It all seemed a bit out of order to me. Yes, I thought it was offensive and no, I didn’t find it funny… but I don’t remember arriving at a place where we decided we had a right to not be...
Miss Annis Wychwood is in her late twenties, and as she is still unmarried, she believes her future to hold nothing but remaining single. However she is not about to retreat into the clutches of her brother’s family and become “the spinster aunt”, as much as she loves her sister-in-law, there are some things which simply can not be allowed to happen. So she has set up home in Bath, with an elderly cousin to live with her, for propriety’s sake. On a journey from her brother’s establishment to her own, she comes across a broken down chaise and offers her assistance. The young woman she rescues is most thankful for not being left at the side of the road, but things are about to change in Miss Wychwood’s life, for she is the ward of Mr. Oliver Carleton, and she has run away.
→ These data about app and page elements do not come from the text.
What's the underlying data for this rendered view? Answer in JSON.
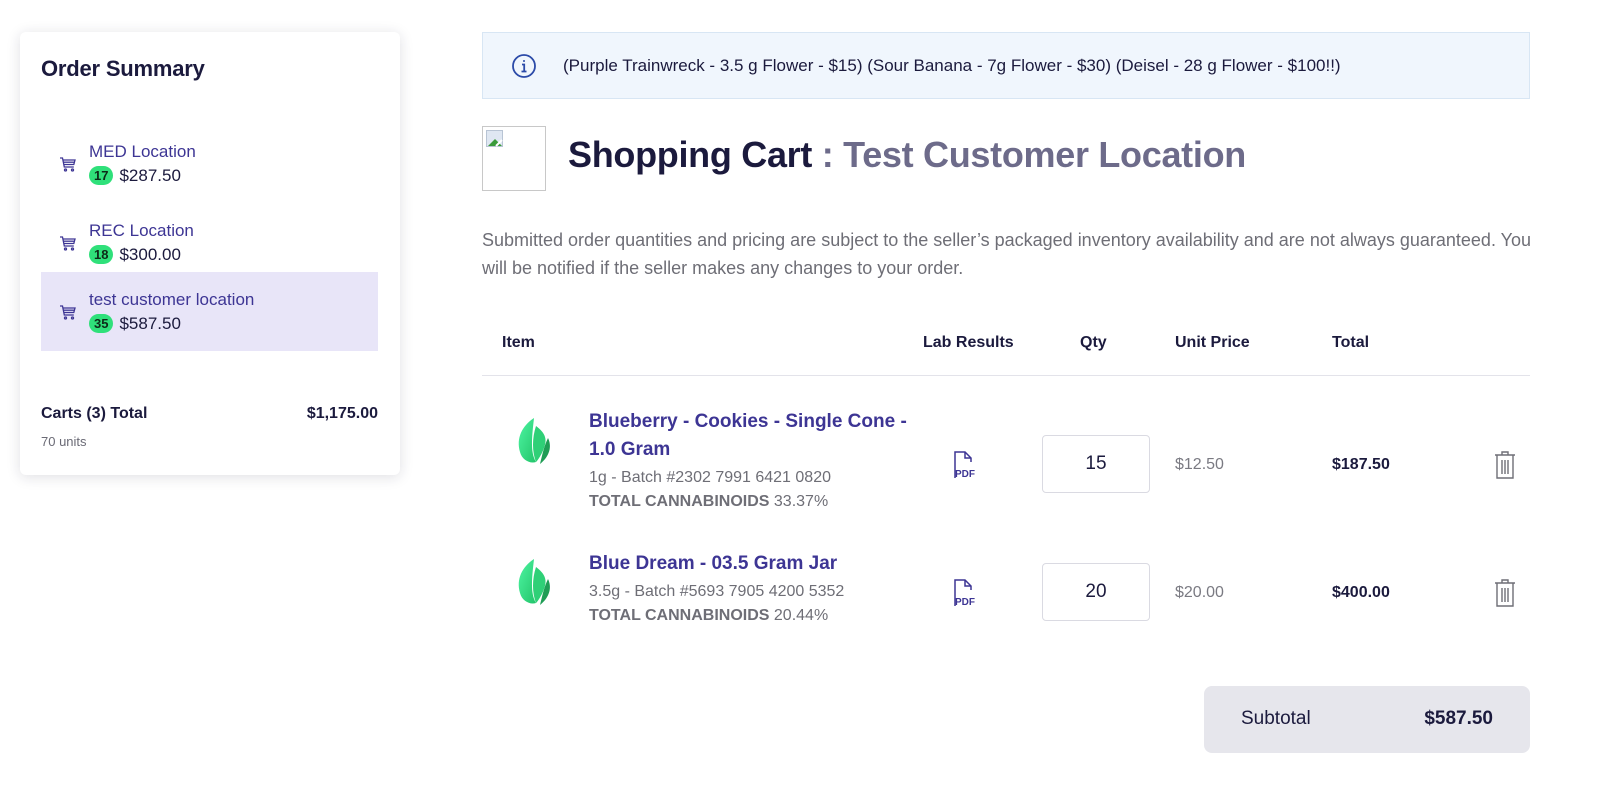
{
  "sidebar": {
    "title": "Order Summary",
    "carts": [
      {
        "name": "MED Location",
        "units": "17",
        "amount": "$287.50",
        "active": false
      },
      {
        "name": "REC Location",
        "units": "18",
        "amount": "$300.00",
        "active": false
      },
      {
        "name": "test customer location",
        "units": "35",
        "amount": "$587.50",
        "active": true
      }
    ],
    "totals_label": "Carts (3) Total",
    "totals_value": "$1,175.00",
    "units_label": "70 units"
  },
  "banner": {
    "icon": "info-icon",
    "text": "(Purple Trainwreck - 3.5 g Flower - $15) (Sour Banana - 7g Flower - $30) (Deisel - 28 g Flower - $100!!)"
  },
  "header": {
    "title": "Shopping Cart",
    "separator": " : ",
    "location": "Test Customer Location"
  },
  "notice": "Submitted order quantities and pricing are subject to the seller’s packaged inventory availability and are not always guaranteed. You will be notified if the seller makes any changes to your order.",
  "table": {
    "columns": [
      "Item",
      "Lab Results",
      "Qty",
      "Unit Price",
      "Total"
    ],
    "rows": [
      {
        "name": "Blueberry - Cookies - Single Cone - 1.0 Gram",
        "batch": "1g - Batch #2302 7991 6421 0820",
        "cannabinoids_label": "TOTAL CANNABINOIDS",
        "cannabinoids_value": " 33.37%",
        "lab_icon": "pdf-icon",
        "qty": "15",
        "unit_price": "$12.50",
        "total": "$187.50"
      },
      {
        "name": "Blue Dream - 03.5 Gram Jar",
        "batch": "3.5g - Batch #5693 7905 4200 5352",
        "cannabinoids_label": "TOTAL CANNABINOIDS",
        "cannabinoids_value": " 20.44%",
        "lab_icon": "pdf-icon",
        "qty": "20",
        "unit_price": "$20.00",
        "total": "$400.00"
      }
    ]
  },
  "subtotal": {
    "label": "Subtotal",
    "value": "$587.50"
  },
  "colors": {
    "brand_purple": "#3d3594",
    "badge_green": "#2fe07a",
    "active_item_bg": "#e8e5f8",
    "banner_bg": "#f0f6fd"
  }
}
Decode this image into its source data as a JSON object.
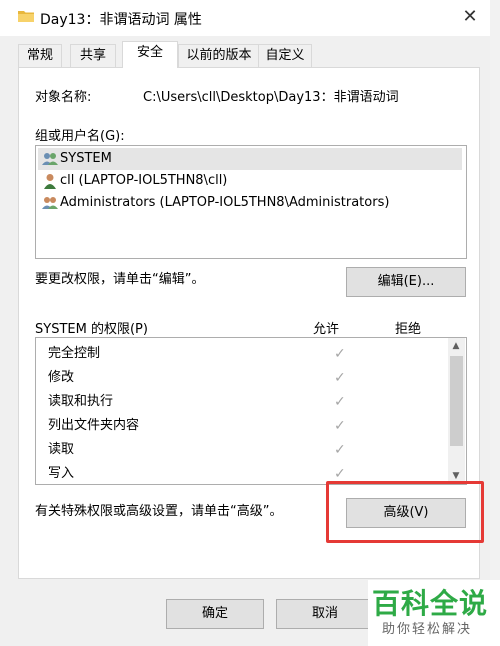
{
  "window": {
    "title": "Day13：非谓语动词 属性",
    "close_glyph": "✕"
  },
  "tabs": [
    {
      "label": "常规",
      "active": false
    },
    {
      "label": "共享",
      "active": false
    },
    {
      "label": "安全",
      "active": true
    },
    {
      "label": "以前的版本",
      "active": false
    },
    {
      "label": "自定义",
      "active": false
    }
  ],
  "security": {
    "object_label": "对象名称:",
    "object_path": "C:\\Users\\cll\\Desktop\\Day13：非谓语动词",
    "group_label": "组或用户名(G):",
    "users": [
      {
        "name": "SYSTEM",
        "icon": "users-group-icon",
        "selected": true
      },
      {
        "name": "cll (LAPTOP-IOL5THN8\\cll)",
        "icon": "user-icon",
        "selected": false
      },
      {
        "name": "Administrators (LAPTOP-IOL5THN8\\Administrators)",
        "icon": "users-group-icon",
        "selected": false
      }
    ],
    "edit_hint": "要更改权限，请单击“编辑”。",
    "edit_button": "编辑(E)...",
    "perm_label": "SYSTEM 的权限(P)",
    "allow_header": "允许",
    "deny_header": "拒绝",
    "permissions": [
      {
        "name": "完全控制",
        "allow": true,
        "deny": false
      },
      {
        "name": "修改",
        "allow": true,
        "deny": false
      },
      {
        "name": "读取和执行",
        "allow": true,
        "deny": false
      },
      {
        "name": "列出文件夹内容",
        "allow": true,
        "deny": false
      },
      {
        "name": "读取",
        "allow": true,
        "deny": false
      },
      {
        "name": "写入",
        "allow": true,
        "deny": false
      }
    ],
    "check_glyph": "✓",
    "advanced_hint": "有关特殊权限或高级设置，请单击“高级”。",
    "advanced_button": "高级(V)"
  },
  "footer": {
    "ok_button": "确定",
    "cancel_button": "取消"
  },
  "watermark": {
    "main": "百科全说",
    "sub": "助你轻松解决"
  },
  "colors": {
    "highlight_box": "#e53935",
    "watermark_green": "#2eaa46"
  }
}
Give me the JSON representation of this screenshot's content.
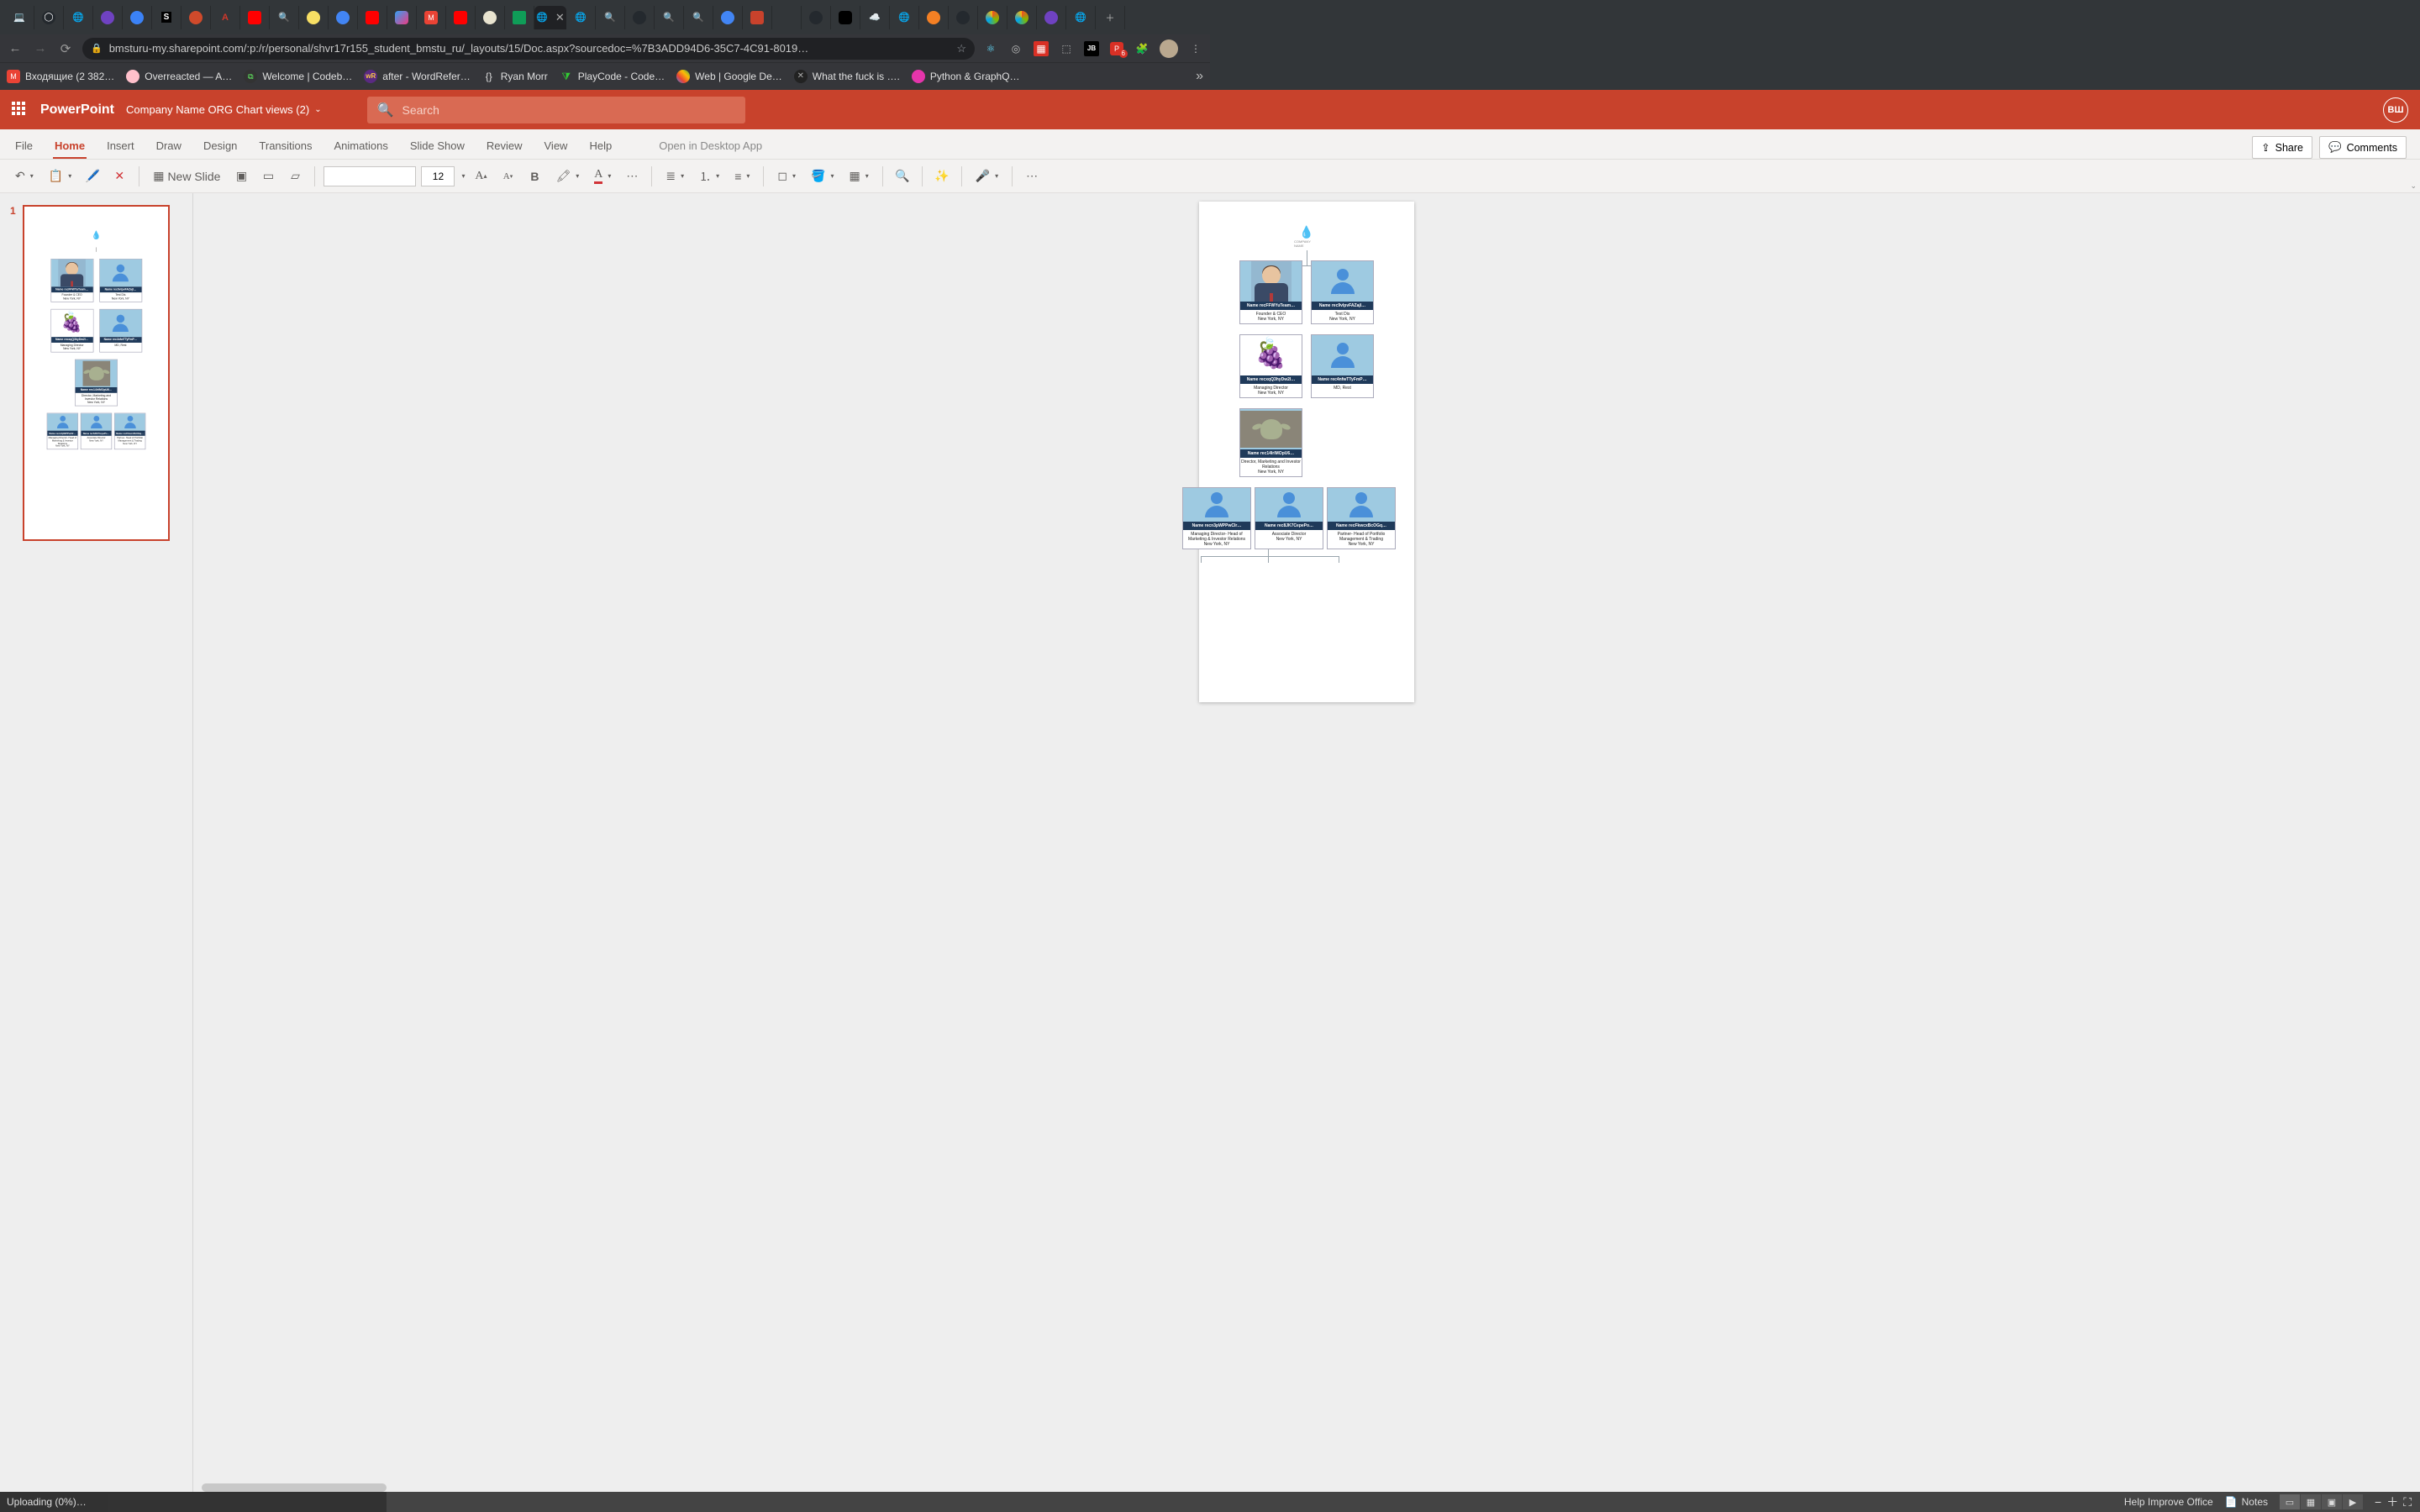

Okay, anyone who has ever read any Georgette Heyer will probably already know that Miss Wychwood shall not remain single. And that she will end up falling madly in love with Carleton, and that they will live happily ever after. But speculation about that aspect of the plot is not why anyone reads Heyer. Instead you read her to enjoy her writing, her characters, and her dialogue. And in all those aspects this book is a success.
by Roald Dahl
Sophie couldn’t sleep.
A brilliant moonbeam was slanting through a gap in the curtains. It was shining right on to her pillow.
One night, a young girl, unable to sleep makes her way to the window and spies a mysterious giant, with a suitcase and some sort of a trumpet. Discovering that he has been spotted this giant kidnaps the little girl, Sophie, and takes her off to Giant Country. There Sophie discovers that this giant, The Big Friendly Giant, is not like the other giants. He is much smaller than them for one thing, but also, they are murderers who delight in guzzling up human beans, whereas the BFG is only interested in sharing Dreams with people. Can Sophie and the BFG come up with a plan to defeat the like of The Fleshlumpeater and The Childchewer.
The blind side by Karen Russell dir. by John Lee Hancock, Lasse Hallström
I was a bit uncertain about this film. It sounded just a bit too heart-warming, as though it’d be full of overly sentimental “and everything works out in the end” stuff that makes me think of the flawed philosophy behind stories such as The Pursuit of Happyness:””:http://www.susanhatedliterature.net/2007/01/18/the-pursuit-of-happyness/, you know the sort of victim blaming that says you wouldn’t be poor if only you tried harder.
Luckily enough this film is not like that. Okay, it has the heart-warming aspect. Heart-warming by the bucket-full. But it is told in such a way that you just can’t help but smile.
Dates are for having fun, and people should use them to get to know each other. Even boys have something to say if you listen long enough.